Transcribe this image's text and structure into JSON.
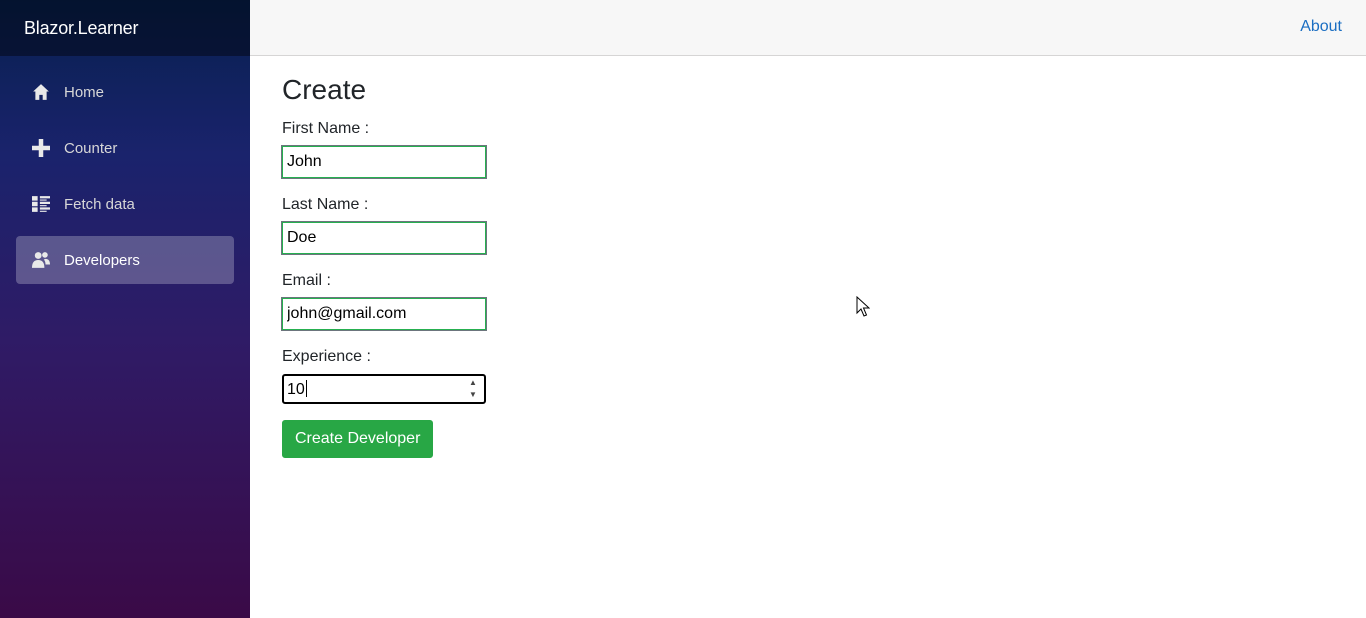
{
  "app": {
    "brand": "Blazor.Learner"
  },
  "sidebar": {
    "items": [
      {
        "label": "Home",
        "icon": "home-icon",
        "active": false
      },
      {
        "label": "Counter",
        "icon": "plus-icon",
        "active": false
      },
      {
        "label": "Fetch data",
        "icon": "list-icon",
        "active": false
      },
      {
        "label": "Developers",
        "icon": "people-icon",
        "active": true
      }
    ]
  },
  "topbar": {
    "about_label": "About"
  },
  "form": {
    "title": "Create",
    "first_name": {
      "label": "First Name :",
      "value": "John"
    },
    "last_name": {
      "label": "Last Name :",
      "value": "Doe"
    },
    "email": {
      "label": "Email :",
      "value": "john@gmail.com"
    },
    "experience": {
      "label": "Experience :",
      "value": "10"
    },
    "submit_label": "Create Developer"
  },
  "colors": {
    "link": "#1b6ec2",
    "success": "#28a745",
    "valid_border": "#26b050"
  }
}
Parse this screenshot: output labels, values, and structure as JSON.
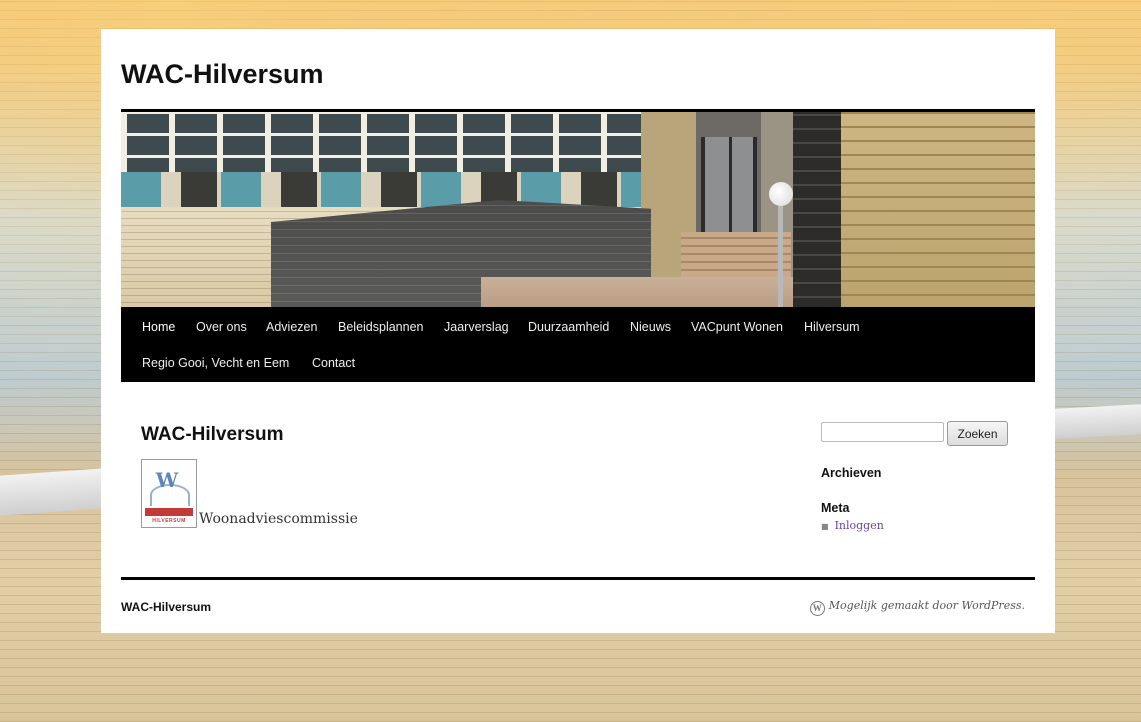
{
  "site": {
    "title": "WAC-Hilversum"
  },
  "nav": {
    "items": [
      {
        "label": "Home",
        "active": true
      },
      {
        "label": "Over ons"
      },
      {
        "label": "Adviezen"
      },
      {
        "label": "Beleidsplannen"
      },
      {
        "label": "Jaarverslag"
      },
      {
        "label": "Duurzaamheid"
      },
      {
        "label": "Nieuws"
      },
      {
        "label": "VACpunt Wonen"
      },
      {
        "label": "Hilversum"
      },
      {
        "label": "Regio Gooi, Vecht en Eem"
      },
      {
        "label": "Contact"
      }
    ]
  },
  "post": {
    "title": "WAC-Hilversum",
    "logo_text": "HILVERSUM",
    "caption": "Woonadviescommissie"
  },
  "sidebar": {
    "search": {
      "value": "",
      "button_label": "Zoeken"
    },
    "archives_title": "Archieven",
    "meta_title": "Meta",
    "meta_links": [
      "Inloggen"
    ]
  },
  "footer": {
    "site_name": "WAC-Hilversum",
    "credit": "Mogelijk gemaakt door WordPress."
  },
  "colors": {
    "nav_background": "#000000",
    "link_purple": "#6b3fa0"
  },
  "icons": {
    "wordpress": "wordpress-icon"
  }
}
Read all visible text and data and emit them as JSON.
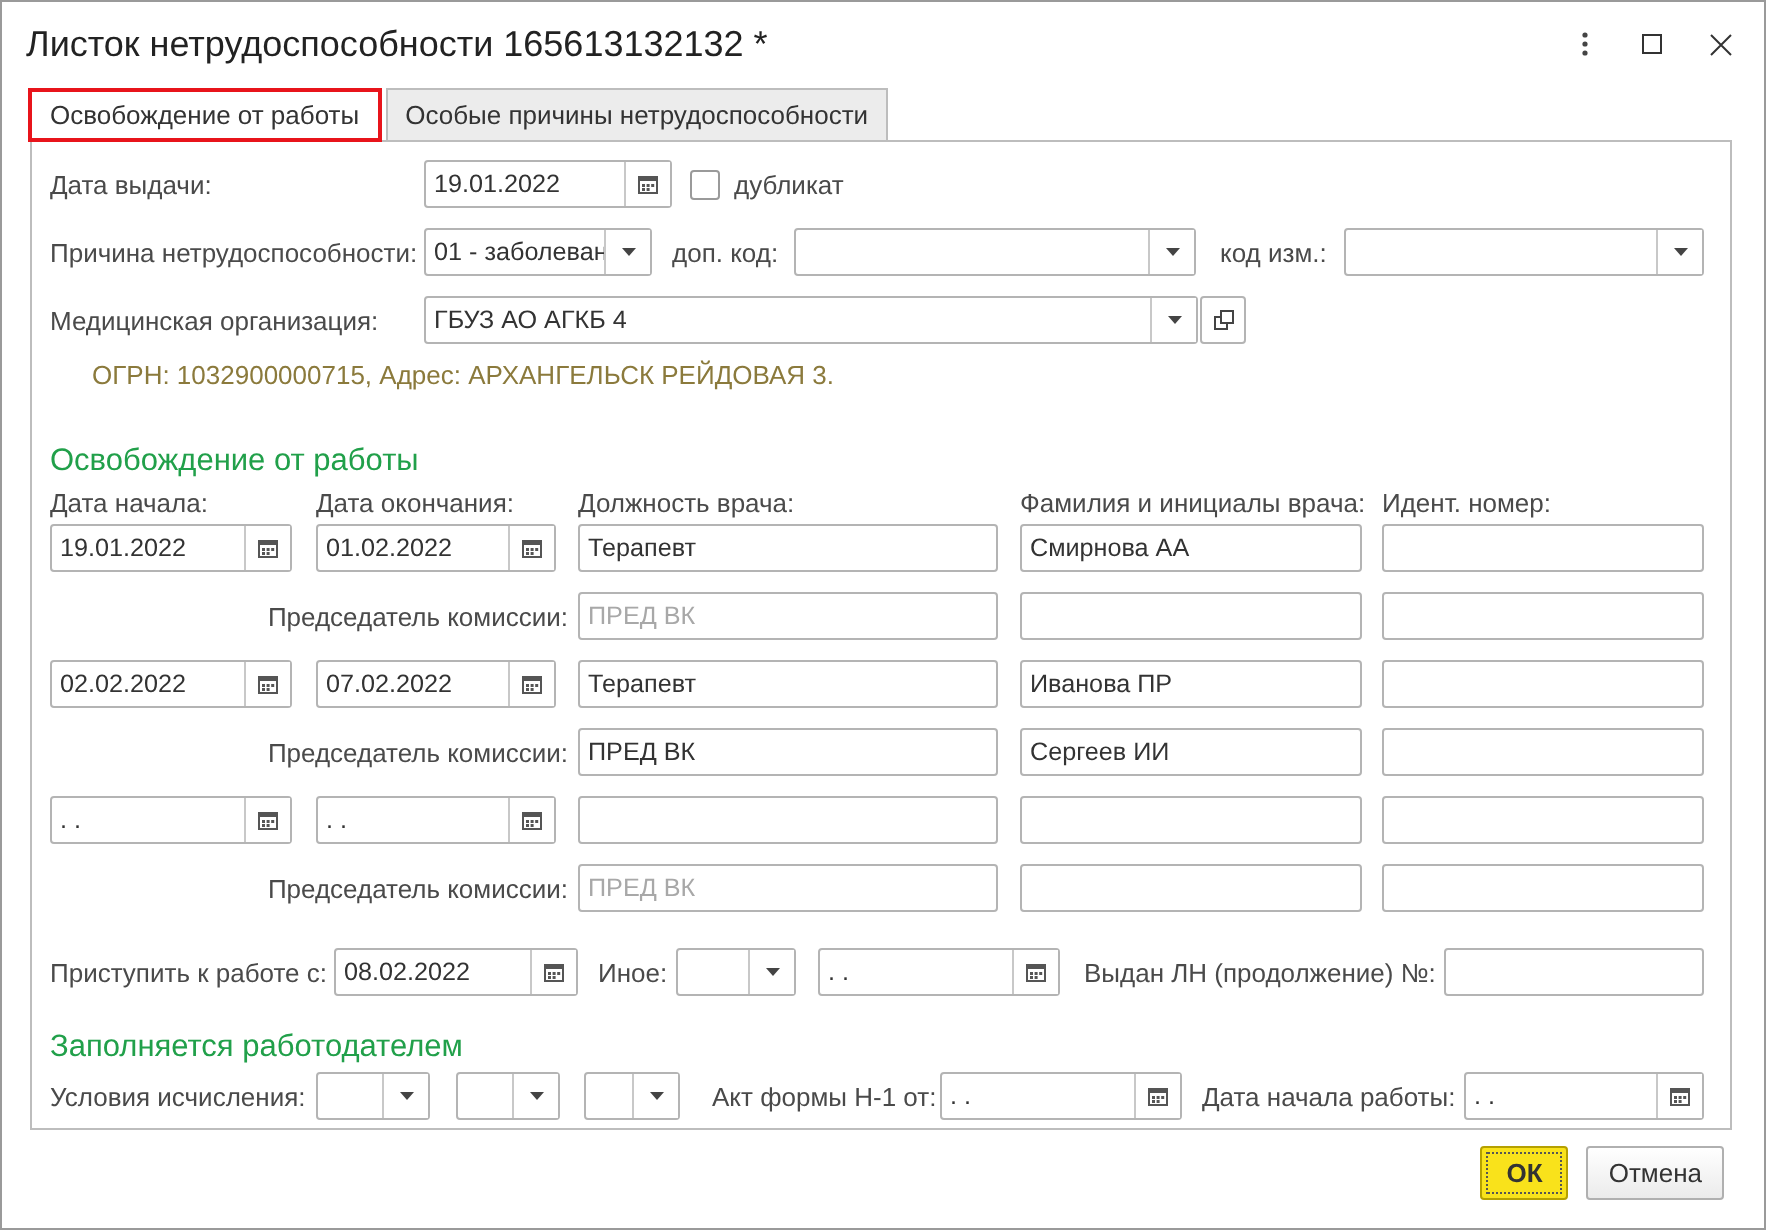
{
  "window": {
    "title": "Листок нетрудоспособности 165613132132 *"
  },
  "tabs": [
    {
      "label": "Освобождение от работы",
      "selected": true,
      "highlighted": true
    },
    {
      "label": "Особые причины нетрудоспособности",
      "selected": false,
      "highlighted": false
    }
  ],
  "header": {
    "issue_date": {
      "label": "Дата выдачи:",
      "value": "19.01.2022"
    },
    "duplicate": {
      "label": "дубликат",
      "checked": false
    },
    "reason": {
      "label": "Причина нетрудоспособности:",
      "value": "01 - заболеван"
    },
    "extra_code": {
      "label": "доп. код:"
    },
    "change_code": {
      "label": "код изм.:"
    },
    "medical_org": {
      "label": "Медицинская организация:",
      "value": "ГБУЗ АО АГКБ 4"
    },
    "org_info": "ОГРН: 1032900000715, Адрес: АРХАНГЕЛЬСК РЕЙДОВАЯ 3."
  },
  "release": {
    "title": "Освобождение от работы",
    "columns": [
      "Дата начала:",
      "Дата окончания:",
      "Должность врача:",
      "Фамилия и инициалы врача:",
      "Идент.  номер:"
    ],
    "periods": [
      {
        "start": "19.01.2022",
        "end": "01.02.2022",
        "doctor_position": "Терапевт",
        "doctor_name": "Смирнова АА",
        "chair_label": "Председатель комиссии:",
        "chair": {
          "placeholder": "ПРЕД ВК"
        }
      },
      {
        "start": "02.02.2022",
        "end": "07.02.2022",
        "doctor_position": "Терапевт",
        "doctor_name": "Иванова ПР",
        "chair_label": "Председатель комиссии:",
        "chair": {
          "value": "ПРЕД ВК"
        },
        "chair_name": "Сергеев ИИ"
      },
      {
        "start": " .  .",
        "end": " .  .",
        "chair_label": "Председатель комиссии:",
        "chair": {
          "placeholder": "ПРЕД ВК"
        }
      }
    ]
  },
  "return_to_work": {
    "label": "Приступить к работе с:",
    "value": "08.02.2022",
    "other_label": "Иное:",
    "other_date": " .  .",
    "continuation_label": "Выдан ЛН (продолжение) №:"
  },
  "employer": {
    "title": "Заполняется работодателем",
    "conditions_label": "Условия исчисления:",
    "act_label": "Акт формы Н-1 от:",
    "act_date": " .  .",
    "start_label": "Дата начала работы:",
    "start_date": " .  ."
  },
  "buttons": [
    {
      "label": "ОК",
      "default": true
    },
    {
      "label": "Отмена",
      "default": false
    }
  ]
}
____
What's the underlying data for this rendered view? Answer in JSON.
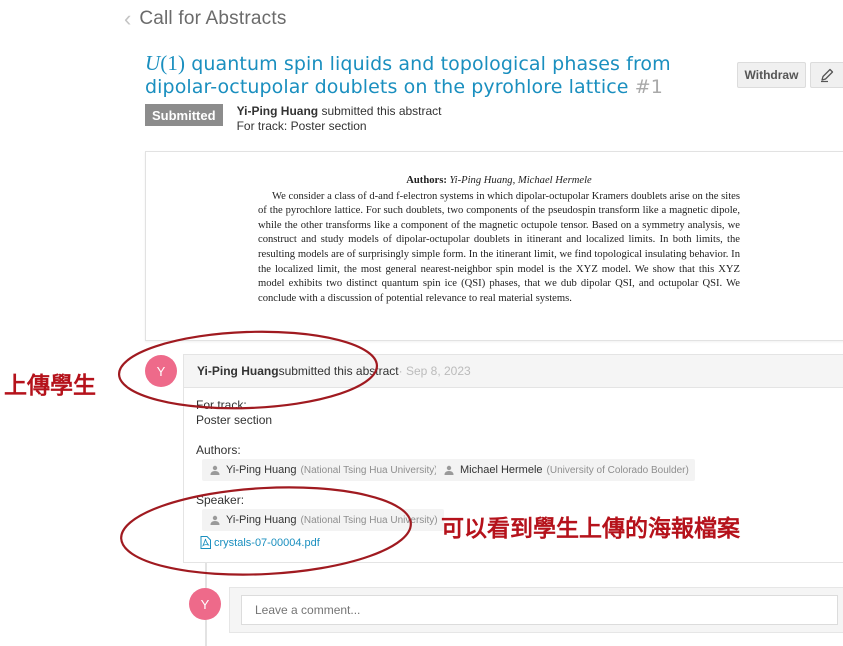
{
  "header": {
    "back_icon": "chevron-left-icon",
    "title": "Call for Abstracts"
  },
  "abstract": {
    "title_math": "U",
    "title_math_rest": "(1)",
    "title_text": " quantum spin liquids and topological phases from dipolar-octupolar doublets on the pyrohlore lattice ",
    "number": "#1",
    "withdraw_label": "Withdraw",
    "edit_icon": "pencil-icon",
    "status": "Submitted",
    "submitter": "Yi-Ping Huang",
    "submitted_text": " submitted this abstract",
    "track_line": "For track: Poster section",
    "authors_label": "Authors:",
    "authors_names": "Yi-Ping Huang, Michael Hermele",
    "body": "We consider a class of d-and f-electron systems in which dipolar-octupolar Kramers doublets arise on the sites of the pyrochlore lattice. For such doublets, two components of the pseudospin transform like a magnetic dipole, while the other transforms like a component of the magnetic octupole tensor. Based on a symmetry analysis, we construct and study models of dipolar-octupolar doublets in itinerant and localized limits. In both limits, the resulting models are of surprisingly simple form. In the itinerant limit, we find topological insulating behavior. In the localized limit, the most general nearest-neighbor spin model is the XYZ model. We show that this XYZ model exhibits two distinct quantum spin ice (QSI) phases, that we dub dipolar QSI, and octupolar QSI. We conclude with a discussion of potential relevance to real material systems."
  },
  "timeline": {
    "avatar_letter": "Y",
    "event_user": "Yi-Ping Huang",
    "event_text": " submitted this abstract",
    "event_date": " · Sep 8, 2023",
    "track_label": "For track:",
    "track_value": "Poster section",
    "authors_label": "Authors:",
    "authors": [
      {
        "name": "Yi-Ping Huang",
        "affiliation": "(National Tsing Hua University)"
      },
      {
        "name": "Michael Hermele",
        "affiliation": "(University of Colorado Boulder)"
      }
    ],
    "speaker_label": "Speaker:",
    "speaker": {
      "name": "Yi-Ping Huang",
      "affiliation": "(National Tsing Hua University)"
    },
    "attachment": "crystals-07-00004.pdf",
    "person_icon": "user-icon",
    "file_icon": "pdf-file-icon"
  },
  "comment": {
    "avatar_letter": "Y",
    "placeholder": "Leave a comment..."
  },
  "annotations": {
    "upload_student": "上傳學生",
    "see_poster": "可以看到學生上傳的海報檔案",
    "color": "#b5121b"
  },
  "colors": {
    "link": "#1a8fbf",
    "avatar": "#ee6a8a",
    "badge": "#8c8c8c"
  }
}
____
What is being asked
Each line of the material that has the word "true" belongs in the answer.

Task output
        "active": true
        "active": true
      "selected": true,
      "highlighted": true
      "default": true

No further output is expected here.